“Tetrahydrocannabinols (THCs) antagonize the CB1 and CB2 cannabinoid receptors, whose signaling to the endocannabinoid system is essential for controlling cell survival and proliferation as well as psychoactive effects. Most tumor cells express a much higher level of CB1 and CB2; THCs have been investigated as potential cancer therapeutic due to their cannabimimetic properties. To date, THCs have been prescribed as palliative medicine to cancer patients but not as an anticancer modality.

Growing evidence of preclinical research demonstrates that THCs reduce tumor progression by stimulating apoptosis and autophagy and inhibiting two significant hallmarks of cancer pathogenesis: metastasis and angiogenesis.

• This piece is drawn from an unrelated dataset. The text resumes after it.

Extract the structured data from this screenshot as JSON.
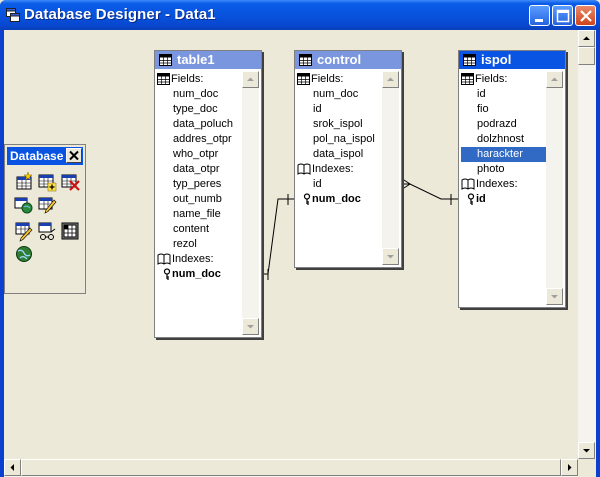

However, the degree of their anticancer effects depends on the origin of the tumor site, the expression of cannabinoid receptors on tumor cells, and the dosages and types of THC. This review summarizes the current state of knowledge on the molecular processes that THCs target for their anticancer effects. It also emphasizes the substantial knowledge gaps that should be of concern in future studies. We also discuss the therapeutic effects of THCs and the problems that will need to be addressed in the future. Clarifying unanswered queries is a prerequisite to translating the THCs into an effective anticancer regime.”

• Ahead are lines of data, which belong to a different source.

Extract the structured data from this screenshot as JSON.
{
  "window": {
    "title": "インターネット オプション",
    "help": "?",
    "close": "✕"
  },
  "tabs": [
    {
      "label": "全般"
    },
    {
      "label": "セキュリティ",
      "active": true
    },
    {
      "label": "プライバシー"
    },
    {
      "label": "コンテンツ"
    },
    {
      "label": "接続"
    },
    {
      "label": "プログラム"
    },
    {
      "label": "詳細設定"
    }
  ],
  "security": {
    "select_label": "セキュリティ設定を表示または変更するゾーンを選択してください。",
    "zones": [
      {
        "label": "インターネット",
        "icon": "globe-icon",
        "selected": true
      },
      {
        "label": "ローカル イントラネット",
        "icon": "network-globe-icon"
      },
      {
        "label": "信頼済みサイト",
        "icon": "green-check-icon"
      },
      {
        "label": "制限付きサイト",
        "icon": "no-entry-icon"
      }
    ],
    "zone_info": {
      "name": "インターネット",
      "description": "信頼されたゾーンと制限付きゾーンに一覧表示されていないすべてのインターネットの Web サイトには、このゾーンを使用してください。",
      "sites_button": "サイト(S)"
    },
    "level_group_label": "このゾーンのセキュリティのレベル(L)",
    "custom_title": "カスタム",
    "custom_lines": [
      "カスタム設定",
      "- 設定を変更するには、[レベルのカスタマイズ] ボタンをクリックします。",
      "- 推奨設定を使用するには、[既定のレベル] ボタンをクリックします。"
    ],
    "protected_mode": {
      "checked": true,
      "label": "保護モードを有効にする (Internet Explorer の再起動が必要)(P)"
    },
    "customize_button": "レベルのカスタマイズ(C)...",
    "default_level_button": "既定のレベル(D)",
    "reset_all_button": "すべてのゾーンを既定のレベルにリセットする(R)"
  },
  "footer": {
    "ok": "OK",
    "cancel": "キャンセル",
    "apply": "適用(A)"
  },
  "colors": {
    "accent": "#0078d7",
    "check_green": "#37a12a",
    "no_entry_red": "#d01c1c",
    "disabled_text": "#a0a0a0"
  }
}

The Effect of Cannabis Plant Extracts on Head and Neck Squamous Cell Carcinoma and the Quest for Cannabis-Based Personalized Therapy


“Cannabis sativa plants have a wide diversity in their metabolite composition among their different chemovars, facilitating diverse anti-tumoral effects on cancer cells. This research examined the anti-tumoral effects of 24 cannabis extracts representative of three primary types of chemovars on head and neck squamous cell carcinoma (HNSCC). The chemical composition of the extracts was determined using High-Performance Liquid Chromatography (HPLC) and Mass Spectrometry (MS). The most potent anti-tumoral extracts were type III decarboxylated extracts, with high levels of Cannabidiol (CBD). We identified extract 296 (CAN296) as the most potent in inducing HNSCC cell death via proapoptotic and anti-proliferative effects. Using chemical fractionation of CAN296, we identified the CBD fraction as the primary inducer of the anti-tumoral activity. We succeeded in defining the combination of CBD with cannabichromene (CBC) or tetrahydrocannabinol (THC) present in minute concentrations in the extract, yielding a synergic impact that mimics the extract’s full effect. The cytotoxic effect could be maximized by combining CBD with either CBC or THC in a ratio of 2:1. This research suggests using decarboxylated CBD-type extracts enriched with CBC for future preclinical trials aimed at HNSCC treatment.”


“The survival rate of head and neck cancer has only improved slightly over the last quarter century, raising the need for novel therapies to better treat this disease. This research examined the anti-tumor effects of 24 different types of cannabis extracts on head and neck cancer cells. Type III decarboxylated extracts with high levels of Cannabidiol (CBD) were the most effective in killing cancer cells. From these extracts, the specific active molecules were recognized. Combining CBD with Cannabichromene (CBC) in a 2:1 ratio made the effect even stronger. These findings can help doctors match cannabis extracts to treat head and neck cancer. CBD extracts enriched with the non-psychoactive CBC can offer patients more effective treatment. Further research is needed to develop new topical treatments from such extracts.”

“This research suggests using whole cannabis extracts, which are decarboxylated CBD-rich, to induce cancer cell death. In recent years many cancer patients have been treated with cannabis extracts as a palliative treatment. Based on this research, these chemovars can provide additional anti-cancer properties in addition to the palliative effects that cancer patients can benefit from.”